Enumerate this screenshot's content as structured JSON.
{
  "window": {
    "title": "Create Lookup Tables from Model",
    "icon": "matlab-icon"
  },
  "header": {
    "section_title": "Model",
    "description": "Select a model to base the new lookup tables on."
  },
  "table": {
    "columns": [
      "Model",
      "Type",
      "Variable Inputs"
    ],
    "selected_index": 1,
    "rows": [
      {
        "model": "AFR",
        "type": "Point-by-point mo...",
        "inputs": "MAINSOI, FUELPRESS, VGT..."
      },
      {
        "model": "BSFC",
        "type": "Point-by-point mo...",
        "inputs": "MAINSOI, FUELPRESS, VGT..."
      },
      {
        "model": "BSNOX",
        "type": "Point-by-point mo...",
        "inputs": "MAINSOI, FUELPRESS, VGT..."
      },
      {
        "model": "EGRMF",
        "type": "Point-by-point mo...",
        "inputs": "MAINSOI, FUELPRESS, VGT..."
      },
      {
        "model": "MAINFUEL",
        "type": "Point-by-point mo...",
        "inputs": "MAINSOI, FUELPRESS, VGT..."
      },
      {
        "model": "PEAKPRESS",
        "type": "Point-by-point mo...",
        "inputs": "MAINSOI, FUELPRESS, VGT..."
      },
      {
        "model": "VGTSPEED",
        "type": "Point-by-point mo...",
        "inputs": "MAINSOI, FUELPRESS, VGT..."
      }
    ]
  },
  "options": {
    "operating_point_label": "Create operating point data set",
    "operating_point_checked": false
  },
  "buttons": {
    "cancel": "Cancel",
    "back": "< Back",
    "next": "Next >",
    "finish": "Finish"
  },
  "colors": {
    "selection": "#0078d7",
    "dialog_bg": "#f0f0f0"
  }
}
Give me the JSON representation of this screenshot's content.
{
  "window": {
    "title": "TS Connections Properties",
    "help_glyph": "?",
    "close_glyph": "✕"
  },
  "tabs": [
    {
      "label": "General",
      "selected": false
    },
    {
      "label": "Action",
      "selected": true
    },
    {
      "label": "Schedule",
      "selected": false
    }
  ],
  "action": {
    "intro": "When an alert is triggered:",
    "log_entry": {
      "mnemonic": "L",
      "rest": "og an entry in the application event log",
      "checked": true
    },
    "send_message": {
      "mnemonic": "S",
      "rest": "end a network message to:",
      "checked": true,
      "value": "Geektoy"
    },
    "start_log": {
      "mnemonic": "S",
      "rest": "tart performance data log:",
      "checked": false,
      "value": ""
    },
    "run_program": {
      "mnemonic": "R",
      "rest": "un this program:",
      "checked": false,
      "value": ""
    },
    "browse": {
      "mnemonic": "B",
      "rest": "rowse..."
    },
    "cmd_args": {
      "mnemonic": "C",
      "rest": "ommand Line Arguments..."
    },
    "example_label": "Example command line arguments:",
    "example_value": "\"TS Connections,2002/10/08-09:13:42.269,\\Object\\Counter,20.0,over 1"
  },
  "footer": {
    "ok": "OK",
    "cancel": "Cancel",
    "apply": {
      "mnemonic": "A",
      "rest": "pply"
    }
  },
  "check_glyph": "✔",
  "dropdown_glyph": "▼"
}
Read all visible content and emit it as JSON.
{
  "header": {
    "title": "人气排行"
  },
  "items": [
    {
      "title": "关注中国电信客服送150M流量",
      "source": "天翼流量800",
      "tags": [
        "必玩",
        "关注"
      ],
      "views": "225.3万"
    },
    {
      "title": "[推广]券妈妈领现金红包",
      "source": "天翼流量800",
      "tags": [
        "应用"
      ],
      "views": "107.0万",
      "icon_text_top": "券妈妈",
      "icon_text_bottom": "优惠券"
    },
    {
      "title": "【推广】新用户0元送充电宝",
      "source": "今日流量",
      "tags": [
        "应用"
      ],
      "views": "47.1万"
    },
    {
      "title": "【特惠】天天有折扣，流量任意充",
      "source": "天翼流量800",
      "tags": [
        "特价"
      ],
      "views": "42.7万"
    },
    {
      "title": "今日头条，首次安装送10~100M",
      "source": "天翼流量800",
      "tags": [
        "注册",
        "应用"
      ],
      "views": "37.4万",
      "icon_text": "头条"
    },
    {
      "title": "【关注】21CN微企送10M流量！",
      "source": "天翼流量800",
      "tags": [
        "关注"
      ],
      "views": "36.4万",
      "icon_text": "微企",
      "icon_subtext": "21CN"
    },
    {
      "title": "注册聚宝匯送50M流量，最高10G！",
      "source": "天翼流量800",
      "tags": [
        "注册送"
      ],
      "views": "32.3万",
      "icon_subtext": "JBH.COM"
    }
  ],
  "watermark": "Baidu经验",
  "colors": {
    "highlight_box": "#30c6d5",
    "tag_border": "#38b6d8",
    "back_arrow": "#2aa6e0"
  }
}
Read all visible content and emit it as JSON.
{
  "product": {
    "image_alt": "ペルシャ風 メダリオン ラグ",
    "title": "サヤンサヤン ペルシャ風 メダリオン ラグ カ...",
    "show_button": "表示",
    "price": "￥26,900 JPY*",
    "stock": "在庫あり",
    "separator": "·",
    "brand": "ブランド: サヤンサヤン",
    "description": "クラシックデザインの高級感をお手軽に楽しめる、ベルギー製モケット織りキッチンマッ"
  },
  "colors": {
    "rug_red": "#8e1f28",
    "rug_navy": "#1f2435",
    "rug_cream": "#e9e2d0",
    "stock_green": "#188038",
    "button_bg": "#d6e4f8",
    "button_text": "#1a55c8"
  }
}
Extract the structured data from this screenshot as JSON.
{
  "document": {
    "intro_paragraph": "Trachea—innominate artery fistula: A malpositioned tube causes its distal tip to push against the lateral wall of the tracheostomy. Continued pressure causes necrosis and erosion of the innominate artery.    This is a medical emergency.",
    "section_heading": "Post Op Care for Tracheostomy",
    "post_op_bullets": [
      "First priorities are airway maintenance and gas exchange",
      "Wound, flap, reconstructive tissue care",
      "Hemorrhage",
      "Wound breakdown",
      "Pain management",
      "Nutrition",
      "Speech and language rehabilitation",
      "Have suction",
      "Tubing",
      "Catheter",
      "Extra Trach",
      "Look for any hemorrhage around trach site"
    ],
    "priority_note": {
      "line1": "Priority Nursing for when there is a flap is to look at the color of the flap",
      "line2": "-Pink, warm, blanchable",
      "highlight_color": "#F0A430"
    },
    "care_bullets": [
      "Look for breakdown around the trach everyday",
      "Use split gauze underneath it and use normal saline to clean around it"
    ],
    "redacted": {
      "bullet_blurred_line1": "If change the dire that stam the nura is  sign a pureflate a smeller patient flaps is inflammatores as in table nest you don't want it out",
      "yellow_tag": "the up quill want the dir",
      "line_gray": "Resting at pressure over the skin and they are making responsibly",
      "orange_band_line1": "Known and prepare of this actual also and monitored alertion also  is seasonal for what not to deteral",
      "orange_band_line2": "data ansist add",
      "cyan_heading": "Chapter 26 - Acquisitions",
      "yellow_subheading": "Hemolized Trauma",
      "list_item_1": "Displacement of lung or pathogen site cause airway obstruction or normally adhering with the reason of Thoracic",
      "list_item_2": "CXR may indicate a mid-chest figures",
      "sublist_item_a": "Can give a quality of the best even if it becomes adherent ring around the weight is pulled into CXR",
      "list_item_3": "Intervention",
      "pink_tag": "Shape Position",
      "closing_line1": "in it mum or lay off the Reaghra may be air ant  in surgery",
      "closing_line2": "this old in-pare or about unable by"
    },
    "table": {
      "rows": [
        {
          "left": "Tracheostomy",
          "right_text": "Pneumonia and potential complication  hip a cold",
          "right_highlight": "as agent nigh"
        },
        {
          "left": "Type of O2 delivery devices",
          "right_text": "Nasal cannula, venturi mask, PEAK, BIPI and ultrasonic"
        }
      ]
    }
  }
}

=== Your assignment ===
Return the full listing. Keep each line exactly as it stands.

=== Task output ===
Enumerate this screenshot's content as structured JSON.
{
  "window": {
    "title": "Create Lookup Tables from Model",
    "icon": "matlab-icon"
  },
  "header": {
    "section_title": "Model",
    "description": "Select a model to base the new lookup tables on."
  },
  "table": {
    "columns": [
      "Model",
      "Type",
      "Variable Inputs"
    ],
    "selected_index": 1,
    "rows": [
      {
        "model": "AFR",
        "type": "Point-by-point mo...",
        "inputs": "MAINSOI, FUELPRESS, VGT..."
      },
      {
        "model": "BSFC",
        "type": "Point-by-point mo...",
        "inputs": "MAINSOI, FUELPRESS, VGT..."
      },
      {
        "model": "BSNOX",
        "type": "Point-by-point mo...",
        "inputs": "MAINSOI, FUELPRESS, VGT..."
      },
      {
        "model": "EGRMF",
        "type": "Point-by-point mo...",
        "inputs": "MAINSOI, FUELPRESS, VGT..."
      },
      {
        "model": "MAINFUEL",
        "type": "Point-by-point mo...",
        "inputs": "MAINSOI, FUELPRESS, VGT..."
      },
      {
        "model": "PEAKPRESS",
        "type": "Point-by-point mo...",
        "inputs": "MAINSOI, FUELPRESS, VGT..."
      },
      {
        "model": "VGTSPEED",
        "type": "Point-by-point mo...",
        "inputs": "MAINSOI, FUELPRESS, VGT..."
      }
    ]
  },
  "options": {
    "operating_point_label": "Create operating point data set",
    "operating_point_checked": false
  },
  "buttons": {
    "cancel": "Cancel",
    "back": "< Back",
    "next": "Next >",
    "finish": "Finish"
  },
  "colors": {
    "selection": "#0078d7",
    "dialog_bg": "#f0f0f0"
  }
}
Give me the JSON representation of this screenshot's content.
{
  "window": {
    "title": "TS Connections Properties",
    "help_glyph": "?",
    "close_glyph": "✕"
  },
  "tabs": [
    {
      "label": "General",
      "selected": false
    },
    {
      "label": "Action",
      "selected": true
    },
    {
      "label": "Schedule",
      "selected": false
    }
  ],
  "action": {
    "intro": "When an alert is triggered:",
    "log_entry": {
      "mnemonic": "L",
      "rest": "og an entry in the application event log",
      "checked": true
    },
    "send_message": {
      "mnemonic": "S",
      "rest": "end a network message to:",
      "checked": true,
      "value": "Geektoy"
    },
    "start_log": {
      "mnemonic": "S",
      "rest": "tart performance data log:",
      "checked": false,
      "value": ""
    },
    "run_program": {
      "mnemonic": "R",
      "rest": "un this program:",
      "checked": false,
      "value": ""
    },
    "browse": {
      "mnemonic": "B",
      "rest": "rowse..."
    },
    "cmd_args": {
      "mnemonic": "C",
      "rest": "ommand Line Arguments..."
    },
    "example_label": "Example command line arguments:",
    "example_value": "\"TS Connections,2002/10/08-09:13:42.269,\\Object\\Counter,20.0,over 1"
  },
  "footer": {
    "ok": "OK",
    "cancel": "Cancel",
    "apply": {
      "mnemonic": "A",
      "rest": "pply"
    }
  },
  "check_glyph": "✔",
  "dropdown_glyph": "▼"
}
Read all visible content and emit it as JSON.
{
  "header": {
    "title": "人气排行"
  },
  "items": [
    {
      "title": "关注中国电信客服送150M流量",
      "source": "天翼流量800",
      "tags": [
        "必玩",
        "关注"
      ],
      "views": "225.3万"
    },
    {
      "title": "[推广]券妈妈领现金红包",
      "source": "天翼流量800",
      "tags": [
        "应用"
      ],
      "views": "107.0万",
      "icon_text_top": "券妈妈",
      "icon_text_bottom": "优惠券"
    },
    {
      "title": "【推广】新用户0元送充电宝",
      "source": "今日流量",
      "tags": [
        "应用"
      ],
      "views": "47.1万"
    },
    {
      "title": "【特惠】天天有折扣，流量任意充",
      "source": "天翼流量800",
      "tags": [
        "特价"
      ],
      "views": "42.7万"
    },
    {
      "title": "今日头条，首次安装送10~100M",
      "source": "天翼流量800",
      "tags": [
        "注册",
        "应用"
      ],
      "views": "37.4万",
      "icon_text": "头条"
    },
    {
      "title": "【关注】21CN微企送10M流量！",
      "source": "天翼流量800",
      "tags": [
        "关注"
      ],
      "views": "36.4万",
      "icon_text": "微企",
      "icon_subtext": "21CN"
    },
    {
      "title": "注册聚宝匯送50M流量，最高10G！",
      "source": "天翼流量800",
      "tags": [
        "注册送"
      ],
      "views": "32.3万",
      "icon_subtext": "JBH.COM"
    }
  ],
  "watermark": "Baidu经验",
  "colors": {
    "highlight_box": "#30c6d5",
    "tag_border": "#38b6d8",
    "back_arrow": "#2aa6e0"
  }
}
Read all visible content and emit it as JSON.
{
  "product": {
    "image_alt": "ペルシャ風 メダリオン ラグ",
    "title": "サヤンサヤン ペルシャ風 メダリオン ラグ カ...",
    "show_button": "表示",
    "price": "￥26,900 JPY*",
    "stock": "在庫あり",
    "separator": "·",
    "brand": "ブランド: サヤンサヤン",
    "description": "クラシックデザインの高級感をお手軽に楽しめる、ベルギー製モケット織りキッチンマッ"
  },
  "colors": {
    "rug_red": "#8e1f28",
    "rug_navy": "#1f2435",
    "rug_cream": "#e9e2d0",
    "stock_green": "#188038",
    "button_bg": "#d6e4f8",
    "button_text": "#1a55c8"
  }
}
Extract the structured data from this screenshot as JSON.
{
  "document": {
    "intro_paragraph": "Trachea—innominate artery fistula: A malpositioned tube causes its distal tip to push against the lateral wall of the tracheostomy. Continued pressure causes necrosis and erosion of the innominate artery.    This is a medical emergency.",
    "section_heading": "Post Op Care for Tracheostomy",
    "post_op_bullets": [
      "First priorities are airway maintenance and gas exchange",
      "Wound, flap, reconstructive tissue care",
      "Hemorrhage",
      "Wound breakdown",
      "Pain management",
      "Nutrition",
      "Speech and language rehabilitation",
      "Have suction",
      "Tubing",
      "Catheter",
      "Extra Trach",
      "Look for any hemorrhage around trach site"
    ],
    "priority_note": {
      "line1": "Priority Nursing for when there is a flap is to look at the color of the flap",
      "line2": "-Pink, warm, blanchable",
      "highlight_color": "#F0A430"
    },
    "care_bullets": [
      "Look for breakdown around the trach everyday",
      "Use split gauze underneath it and use normal saline to clean around it"
    ],
    "redacted": {
      "bullet_blurred_line1": "If change the dire that stam the nura is  sign a pureflate a smeller patient flaps is inflammatores as in table nest you don't want it out",
      "yellow_tag": "the up quill want the dir",
      "line_gray": "Resting at pressure over the skin and they are making responsibly",
      "orange_band_line1": "Known and prepare of this actual also and monitored alertion also  is seasonal for what not to deteral",
      "orange_band_line2": "data ansist add",
      "cyan_heading": "Chapter 26 - Acquisitions",
      "yellow_subheading": "Hemolized Trauma",
      "list_item_1": "Displacement of lung or pathogen site cause airway obstruction or normally adhering with the reason of Thoracic",
      "list_item_2": "CXR may indicate a mid-chest figures",
      "sublist_item_a": "Can give a quality of the best even if it becomes adherent ring around the weight is pulled into CXR",
      "list_item_3": "Intervention",
      "pink_tag": "Shape Position",
      "closing_line1": "in it mum or lay off the Reaghra may be air ant  in surgery",
      "closing_line2": "this old in-pare or about unable by"
    },
    "table": {
      "rows": [
        {
          "left": "Tracheostomy",
          "right_text": "Pneumonia and potential complication  hip a cold",
          "right_highlight": "as agent nigh"
        },
        {
          "left": "Type of O2 delivery devices",
          "right_text": "Nasal cannula, venturi mask, PEAK, BIPI and ultrasonic"
        }
      ]
    }
  }
}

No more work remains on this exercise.